Experts discussed the potential economic effects of irregular migration at an event organized by the National University of Public Service’s Centre for Strategic and Defence Studies (NUPS CSDS), and the Migration Research Institute in cooperation.
“The migration wave of 2015 had affected the countries of the European Union variously, and its intensity has decreased significantly ever since”, observed Dr. Péter Tálas in his opening remarks. The Director of NUPS CSDS added that while around 2 million people had arrived to our continent three years ago, last year this number was “only” about 200 thousand. The Director indicated that while this was still a considerable number, the real problem is that the economic burden produced by the immigrants is not split evenly among the member states. Although all European countries are concerned with the issue of migration, there are actually 8–10 states on the continent that are especially affected by immigration. “Yet it is not the citizens of these countries that are most worried about the situation, but the people in the Baltic states and in Central Europe, where the effect of migration is felt to a much smaller degree”, stated Péter Tálas. The Director believes that in terms of economic effects, our view becomes realistic only if the experts investigate both the negative and the positive consequences.
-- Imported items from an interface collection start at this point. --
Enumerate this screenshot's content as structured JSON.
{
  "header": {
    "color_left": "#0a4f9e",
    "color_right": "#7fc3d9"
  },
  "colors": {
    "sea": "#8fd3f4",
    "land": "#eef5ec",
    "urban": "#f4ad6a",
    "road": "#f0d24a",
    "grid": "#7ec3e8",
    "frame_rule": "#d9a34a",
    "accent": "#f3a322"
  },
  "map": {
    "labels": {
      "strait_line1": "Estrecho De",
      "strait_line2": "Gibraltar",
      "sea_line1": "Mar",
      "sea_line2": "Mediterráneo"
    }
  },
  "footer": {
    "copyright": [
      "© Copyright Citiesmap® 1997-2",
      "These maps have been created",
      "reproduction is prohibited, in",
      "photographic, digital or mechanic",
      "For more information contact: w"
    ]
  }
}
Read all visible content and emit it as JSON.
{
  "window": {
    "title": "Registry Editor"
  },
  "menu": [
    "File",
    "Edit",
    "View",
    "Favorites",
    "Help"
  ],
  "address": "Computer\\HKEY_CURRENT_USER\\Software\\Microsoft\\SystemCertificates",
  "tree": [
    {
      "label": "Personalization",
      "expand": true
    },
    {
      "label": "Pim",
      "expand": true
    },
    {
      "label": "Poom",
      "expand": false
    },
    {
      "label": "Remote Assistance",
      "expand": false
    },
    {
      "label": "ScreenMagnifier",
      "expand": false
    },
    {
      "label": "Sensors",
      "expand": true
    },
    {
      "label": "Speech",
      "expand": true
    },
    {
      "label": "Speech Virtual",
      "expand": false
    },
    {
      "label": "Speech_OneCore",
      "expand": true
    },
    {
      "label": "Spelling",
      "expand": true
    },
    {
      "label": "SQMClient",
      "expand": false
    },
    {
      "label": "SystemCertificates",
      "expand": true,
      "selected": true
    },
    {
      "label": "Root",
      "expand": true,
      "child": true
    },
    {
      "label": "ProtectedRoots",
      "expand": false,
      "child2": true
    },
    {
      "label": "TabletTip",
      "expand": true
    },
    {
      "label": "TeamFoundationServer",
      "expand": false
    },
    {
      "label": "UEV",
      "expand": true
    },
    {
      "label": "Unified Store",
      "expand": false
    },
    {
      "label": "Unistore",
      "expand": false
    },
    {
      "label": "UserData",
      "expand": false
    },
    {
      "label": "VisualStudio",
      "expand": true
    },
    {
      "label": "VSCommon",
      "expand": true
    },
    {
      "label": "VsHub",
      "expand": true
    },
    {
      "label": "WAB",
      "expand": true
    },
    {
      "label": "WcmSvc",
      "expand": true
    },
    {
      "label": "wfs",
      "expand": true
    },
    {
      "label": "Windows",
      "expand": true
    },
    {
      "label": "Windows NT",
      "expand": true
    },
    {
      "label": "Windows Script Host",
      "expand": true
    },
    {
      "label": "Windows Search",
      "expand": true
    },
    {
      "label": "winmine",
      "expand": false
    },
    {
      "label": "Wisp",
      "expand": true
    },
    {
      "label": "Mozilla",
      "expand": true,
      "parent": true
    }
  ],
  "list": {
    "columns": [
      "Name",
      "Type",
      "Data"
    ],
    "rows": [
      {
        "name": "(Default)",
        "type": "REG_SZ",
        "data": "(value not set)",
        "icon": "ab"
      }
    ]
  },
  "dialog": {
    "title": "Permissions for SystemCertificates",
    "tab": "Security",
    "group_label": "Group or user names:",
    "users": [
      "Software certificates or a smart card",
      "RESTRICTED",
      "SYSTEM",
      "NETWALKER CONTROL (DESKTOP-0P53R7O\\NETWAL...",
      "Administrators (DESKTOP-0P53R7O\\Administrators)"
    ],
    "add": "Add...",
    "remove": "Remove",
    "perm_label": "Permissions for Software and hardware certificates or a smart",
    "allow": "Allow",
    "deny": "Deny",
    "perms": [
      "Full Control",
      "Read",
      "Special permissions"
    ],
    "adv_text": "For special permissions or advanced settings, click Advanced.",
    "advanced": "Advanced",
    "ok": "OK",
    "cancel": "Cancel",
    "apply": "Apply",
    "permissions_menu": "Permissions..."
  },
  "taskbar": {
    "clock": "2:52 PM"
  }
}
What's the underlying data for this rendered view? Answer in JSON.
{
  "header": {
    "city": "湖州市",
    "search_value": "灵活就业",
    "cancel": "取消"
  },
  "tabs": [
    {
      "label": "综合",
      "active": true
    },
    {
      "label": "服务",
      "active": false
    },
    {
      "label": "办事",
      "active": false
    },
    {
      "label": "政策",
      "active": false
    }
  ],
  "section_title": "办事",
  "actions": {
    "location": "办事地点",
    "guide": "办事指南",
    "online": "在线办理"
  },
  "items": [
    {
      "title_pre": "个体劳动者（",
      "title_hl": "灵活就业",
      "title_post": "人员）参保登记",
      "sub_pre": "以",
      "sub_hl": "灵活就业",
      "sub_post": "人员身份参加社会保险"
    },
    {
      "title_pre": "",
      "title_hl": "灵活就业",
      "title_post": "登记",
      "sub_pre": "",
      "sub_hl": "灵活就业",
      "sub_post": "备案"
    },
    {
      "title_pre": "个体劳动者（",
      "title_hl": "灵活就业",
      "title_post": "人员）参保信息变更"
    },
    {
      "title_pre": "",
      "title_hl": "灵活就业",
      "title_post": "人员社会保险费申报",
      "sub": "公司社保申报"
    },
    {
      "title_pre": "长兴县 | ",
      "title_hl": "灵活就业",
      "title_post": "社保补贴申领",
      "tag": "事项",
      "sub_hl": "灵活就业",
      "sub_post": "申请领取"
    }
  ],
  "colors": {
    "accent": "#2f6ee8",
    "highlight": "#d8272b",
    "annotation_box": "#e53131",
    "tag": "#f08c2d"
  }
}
“The recent Italian election results also indicate that the European citizens’ rational majority is seriously worried about irregular migration”, Dr. Balázs Orbán indicated in his presentation. The Director of Migration Research Institute said that the economic effects of mass immigration have been hardly dealt with by the experts, so it became relevant to research this area. He added that the large international organizations tend to overemphasize the positive effects of the phenomenon.
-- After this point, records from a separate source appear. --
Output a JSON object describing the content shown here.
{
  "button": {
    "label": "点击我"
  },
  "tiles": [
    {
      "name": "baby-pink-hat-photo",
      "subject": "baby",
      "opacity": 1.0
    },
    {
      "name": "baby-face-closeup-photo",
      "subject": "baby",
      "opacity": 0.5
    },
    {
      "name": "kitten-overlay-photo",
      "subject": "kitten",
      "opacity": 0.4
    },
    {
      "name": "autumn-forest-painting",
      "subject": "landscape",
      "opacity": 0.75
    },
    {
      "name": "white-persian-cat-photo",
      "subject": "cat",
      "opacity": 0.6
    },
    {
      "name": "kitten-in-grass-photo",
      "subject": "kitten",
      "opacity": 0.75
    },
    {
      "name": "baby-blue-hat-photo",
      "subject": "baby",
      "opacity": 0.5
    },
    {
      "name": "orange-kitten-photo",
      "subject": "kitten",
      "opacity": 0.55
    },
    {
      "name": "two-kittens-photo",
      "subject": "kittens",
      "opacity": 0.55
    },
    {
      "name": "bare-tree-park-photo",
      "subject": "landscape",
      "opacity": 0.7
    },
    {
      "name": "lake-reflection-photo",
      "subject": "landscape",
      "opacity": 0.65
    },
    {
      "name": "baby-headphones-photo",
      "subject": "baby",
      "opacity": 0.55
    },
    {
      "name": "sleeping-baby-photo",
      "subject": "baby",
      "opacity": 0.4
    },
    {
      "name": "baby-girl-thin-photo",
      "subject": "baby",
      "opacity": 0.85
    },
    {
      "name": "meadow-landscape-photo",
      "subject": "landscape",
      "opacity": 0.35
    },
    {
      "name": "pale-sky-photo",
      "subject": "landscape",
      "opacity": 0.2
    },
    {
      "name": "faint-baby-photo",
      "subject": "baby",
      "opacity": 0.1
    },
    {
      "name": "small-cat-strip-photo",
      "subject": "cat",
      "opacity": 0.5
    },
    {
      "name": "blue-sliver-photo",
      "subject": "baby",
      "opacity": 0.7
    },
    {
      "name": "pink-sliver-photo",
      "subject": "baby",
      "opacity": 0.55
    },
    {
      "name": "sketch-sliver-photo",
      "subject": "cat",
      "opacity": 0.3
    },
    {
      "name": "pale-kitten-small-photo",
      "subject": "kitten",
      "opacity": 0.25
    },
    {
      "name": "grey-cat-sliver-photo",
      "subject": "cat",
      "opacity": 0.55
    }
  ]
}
Previous experience indicates that the economic effects of migration are hard to put into numbers, thus all research and their results should be handled with care, according to Szabolcs Janik. The coworker Researcher of Migration Research Institute also said that this was even more difficult because irregular migration brought serious social tensions. While the classic theory of economics considered migration beneficial, the least few years brought forth several scientific opinions saying that mass migration does not yield benefits to any of its participants in the longer run. Uneducated immigrants that do not speak the language present a great problem, they are much harder to integrate, and all they do is increasing unemployment in the host country. The overall experience is that people arriving from countries outside the European Union are in a much more difficult situation than people arriving from another member state. According to data from the German Migration Office for the year 2015, only 17 percent of the people arriving with the mass migration had participated in higher education previously, only every third person spoke English at some level, and only two percent spoke German. It is estimated that caring for and integrating the immigrants will cost Germany 94 billion Euros until 2020. “The unemployment rate is clearly the highest among migrants arriving from countries outside the Union”, said Gábor Regős. The Director of the Macroeconomic Research Group at Századvég held that the tendency was similar in the employment rate. He added that irregular migration could have several disadvantages for the host country, leading to temporary overall wage reduction, more pressure on public services, unemployment and security problems as well.
Balázs Szepesi had a presentation about the possibilities of measuring the economic effects of migration processes. The managing Managing Director of HÉTFA Research Institute and Center of Analysis stated that an impact assessment should be conducted on migration-related decisions, and their consequences should be analyzed as well. The expert believes that this could greatly contribute to better understand the situation. Károly Lóránt talked about the relationship between demographics and migration at the event. The engineer-economist expert worked in Brussels for years, where he developed his own demographic model. In this, he drafted potential trends until 2020, which naturally included several estimates. The expert indicated that the worst scenario calculated with about 600–700 thousand Muslim immigrants per year, which could make Western Europe fully Islamized within just a few decades.